What is the count of lines in the records that include "JSON"? Reply with that number alone.

+++ Data for this task

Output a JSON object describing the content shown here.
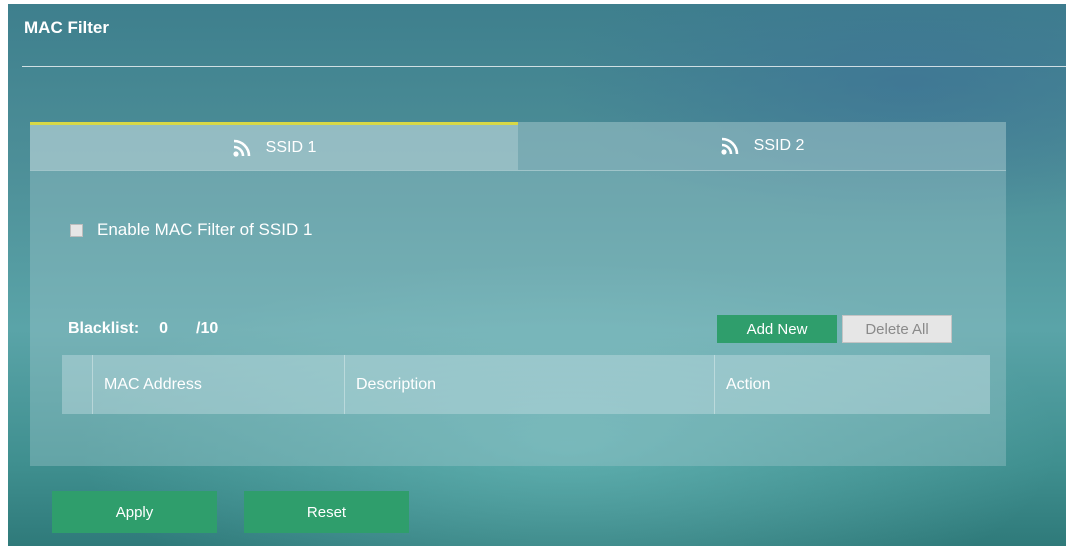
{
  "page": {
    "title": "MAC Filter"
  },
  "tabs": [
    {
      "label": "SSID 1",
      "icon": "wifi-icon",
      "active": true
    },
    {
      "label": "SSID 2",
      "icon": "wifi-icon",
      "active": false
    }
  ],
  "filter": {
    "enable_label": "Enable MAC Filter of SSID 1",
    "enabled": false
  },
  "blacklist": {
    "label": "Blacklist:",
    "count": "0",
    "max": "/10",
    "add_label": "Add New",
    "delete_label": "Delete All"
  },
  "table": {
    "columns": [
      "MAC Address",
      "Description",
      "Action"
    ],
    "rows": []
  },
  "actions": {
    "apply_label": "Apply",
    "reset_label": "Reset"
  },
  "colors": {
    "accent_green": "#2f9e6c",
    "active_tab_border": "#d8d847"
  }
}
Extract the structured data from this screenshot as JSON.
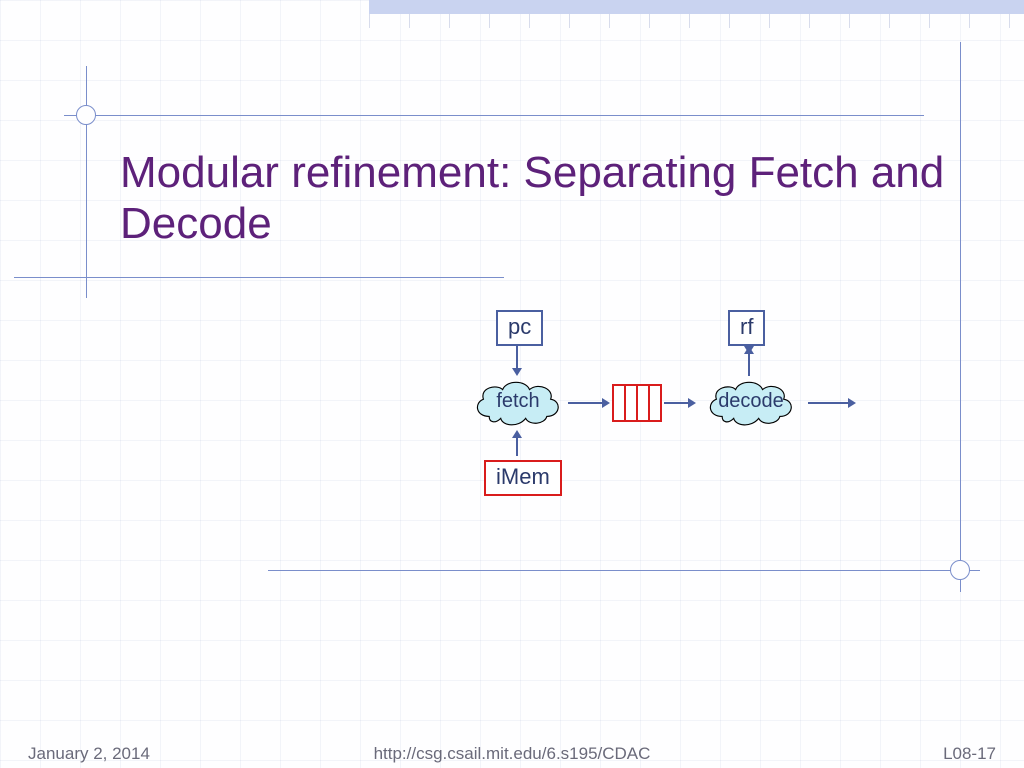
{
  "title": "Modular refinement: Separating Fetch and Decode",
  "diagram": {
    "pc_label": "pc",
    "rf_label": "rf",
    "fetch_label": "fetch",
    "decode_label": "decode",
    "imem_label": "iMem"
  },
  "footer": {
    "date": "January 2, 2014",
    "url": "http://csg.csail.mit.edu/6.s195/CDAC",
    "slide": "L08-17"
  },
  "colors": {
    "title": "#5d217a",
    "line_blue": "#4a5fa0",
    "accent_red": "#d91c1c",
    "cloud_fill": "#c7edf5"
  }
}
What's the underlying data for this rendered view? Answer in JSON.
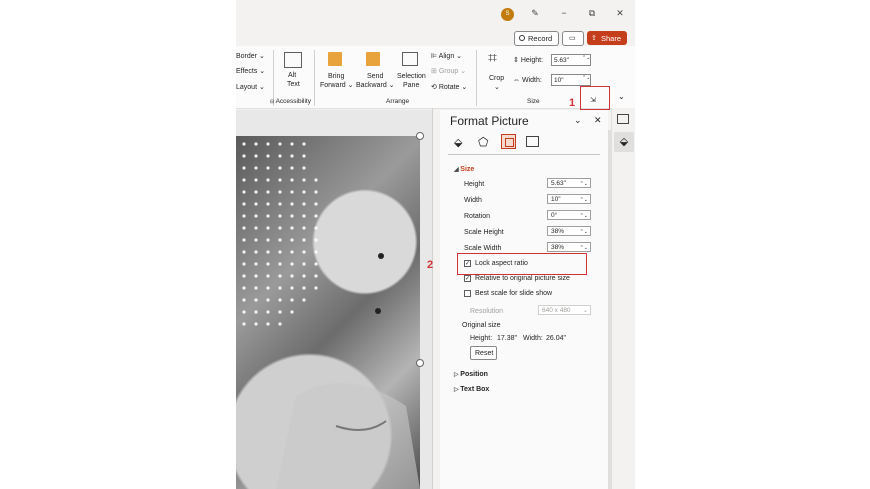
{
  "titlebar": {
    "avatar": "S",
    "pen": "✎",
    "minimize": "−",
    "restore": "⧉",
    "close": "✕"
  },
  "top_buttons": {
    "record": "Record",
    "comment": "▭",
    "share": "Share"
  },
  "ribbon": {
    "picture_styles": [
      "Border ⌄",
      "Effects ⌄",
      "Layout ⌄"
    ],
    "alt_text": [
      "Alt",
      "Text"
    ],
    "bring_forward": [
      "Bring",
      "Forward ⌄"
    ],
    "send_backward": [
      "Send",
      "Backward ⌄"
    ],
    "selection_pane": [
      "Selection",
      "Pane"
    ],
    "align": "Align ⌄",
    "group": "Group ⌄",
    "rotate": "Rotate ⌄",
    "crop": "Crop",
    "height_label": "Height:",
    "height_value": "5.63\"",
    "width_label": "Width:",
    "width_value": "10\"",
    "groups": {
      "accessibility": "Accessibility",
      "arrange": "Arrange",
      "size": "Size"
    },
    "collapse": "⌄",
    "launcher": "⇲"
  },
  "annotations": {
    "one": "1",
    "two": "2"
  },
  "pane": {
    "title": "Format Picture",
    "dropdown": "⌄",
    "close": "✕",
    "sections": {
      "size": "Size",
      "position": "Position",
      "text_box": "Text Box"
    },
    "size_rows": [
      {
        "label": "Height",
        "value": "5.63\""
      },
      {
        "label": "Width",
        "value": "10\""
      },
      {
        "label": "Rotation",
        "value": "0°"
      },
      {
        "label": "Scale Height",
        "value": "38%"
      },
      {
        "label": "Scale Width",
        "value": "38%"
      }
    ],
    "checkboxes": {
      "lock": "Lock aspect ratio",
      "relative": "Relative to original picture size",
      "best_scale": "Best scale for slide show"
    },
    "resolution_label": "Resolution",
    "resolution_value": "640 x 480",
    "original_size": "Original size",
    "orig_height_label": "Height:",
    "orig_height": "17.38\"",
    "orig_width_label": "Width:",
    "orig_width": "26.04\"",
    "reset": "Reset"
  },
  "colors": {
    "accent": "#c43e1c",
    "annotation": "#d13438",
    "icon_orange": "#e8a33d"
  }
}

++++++
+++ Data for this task

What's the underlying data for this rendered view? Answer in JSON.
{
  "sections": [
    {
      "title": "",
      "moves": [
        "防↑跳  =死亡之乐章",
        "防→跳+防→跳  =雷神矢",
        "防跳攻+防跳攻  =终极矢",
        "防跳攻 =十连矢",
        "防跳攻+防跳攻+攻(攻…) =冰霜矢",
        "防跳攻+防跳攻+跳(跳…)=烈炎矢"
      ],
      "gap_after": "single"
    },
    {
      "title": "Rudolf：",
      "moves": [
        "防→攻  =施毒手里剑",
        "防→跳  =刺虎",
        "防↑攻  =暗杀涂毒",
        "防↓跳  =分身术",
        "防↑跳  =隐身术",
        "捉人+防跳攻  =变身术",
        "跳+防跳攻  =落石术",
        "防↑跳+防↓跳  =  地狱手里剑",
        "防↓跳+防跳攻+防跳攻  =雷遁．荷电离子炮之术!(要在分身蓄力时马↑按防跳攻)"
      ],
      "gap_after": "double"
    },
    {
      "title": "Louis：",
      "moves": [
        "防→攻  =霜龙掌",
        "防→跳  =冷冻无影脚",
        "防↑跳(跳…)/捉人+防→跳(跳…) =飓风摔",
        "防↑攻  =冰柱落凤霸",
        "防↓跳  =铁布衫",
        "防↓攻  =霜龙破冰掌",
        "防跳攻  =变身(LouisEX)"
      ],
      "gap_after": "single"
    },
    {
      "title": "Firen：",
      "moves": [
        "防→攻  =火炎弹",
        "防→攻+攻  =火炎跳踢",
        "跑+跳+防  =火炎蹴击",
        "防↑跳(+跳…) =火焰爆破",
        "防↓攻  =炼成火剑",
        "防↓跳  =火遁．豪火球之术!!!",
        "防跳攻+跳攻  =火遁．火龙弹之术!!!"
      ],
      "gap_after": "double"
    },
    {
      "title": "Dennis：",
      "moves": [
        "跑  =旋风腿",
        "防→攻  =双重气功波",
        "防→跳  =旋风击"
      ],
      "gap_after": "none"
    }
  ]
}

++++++
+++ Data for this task

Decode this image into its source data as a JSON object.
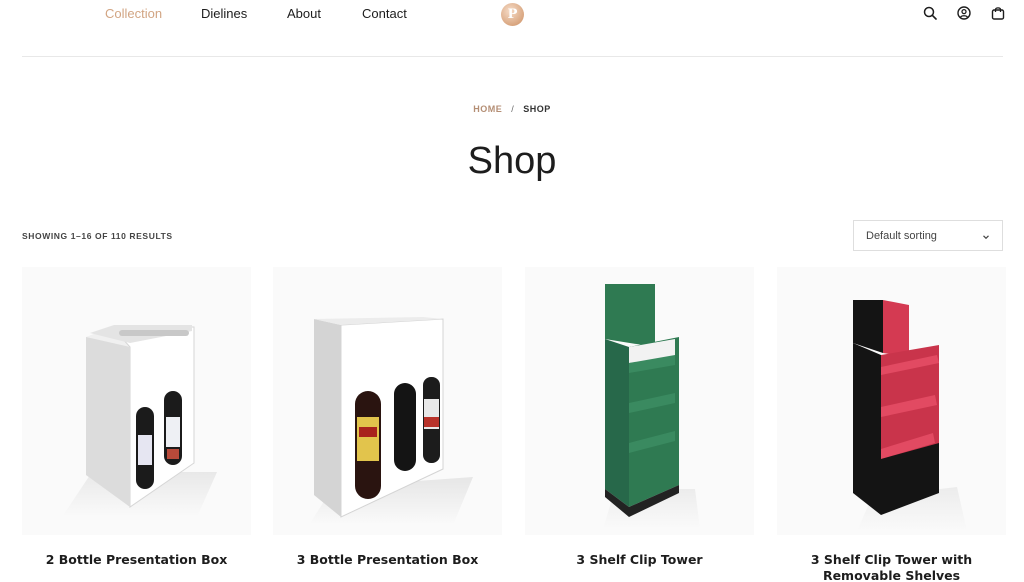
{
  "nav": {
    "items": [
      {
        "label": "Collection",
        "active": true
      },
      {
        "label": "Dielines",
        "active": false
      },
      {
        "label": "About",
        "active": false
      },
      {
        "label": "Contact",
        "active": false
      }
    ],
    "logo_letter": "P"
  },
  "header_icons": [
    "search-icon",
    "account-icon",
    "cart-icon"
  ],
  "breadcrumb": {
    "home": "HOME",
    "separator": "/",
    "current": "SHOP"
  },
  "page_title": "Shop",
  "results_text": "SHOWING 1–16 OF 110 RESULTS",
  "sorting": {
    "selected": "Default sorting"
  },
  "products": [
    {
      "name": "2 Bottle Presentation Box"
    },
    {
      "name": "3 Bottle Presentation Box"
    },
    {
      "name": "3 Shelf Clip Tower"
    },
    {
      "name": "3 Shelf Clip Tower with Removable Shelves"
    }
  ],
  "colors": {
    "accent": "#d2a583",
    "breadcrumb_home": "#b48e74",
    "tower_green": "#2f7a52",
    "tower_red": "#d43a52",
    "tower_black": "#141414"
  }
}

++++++

Answer section:
5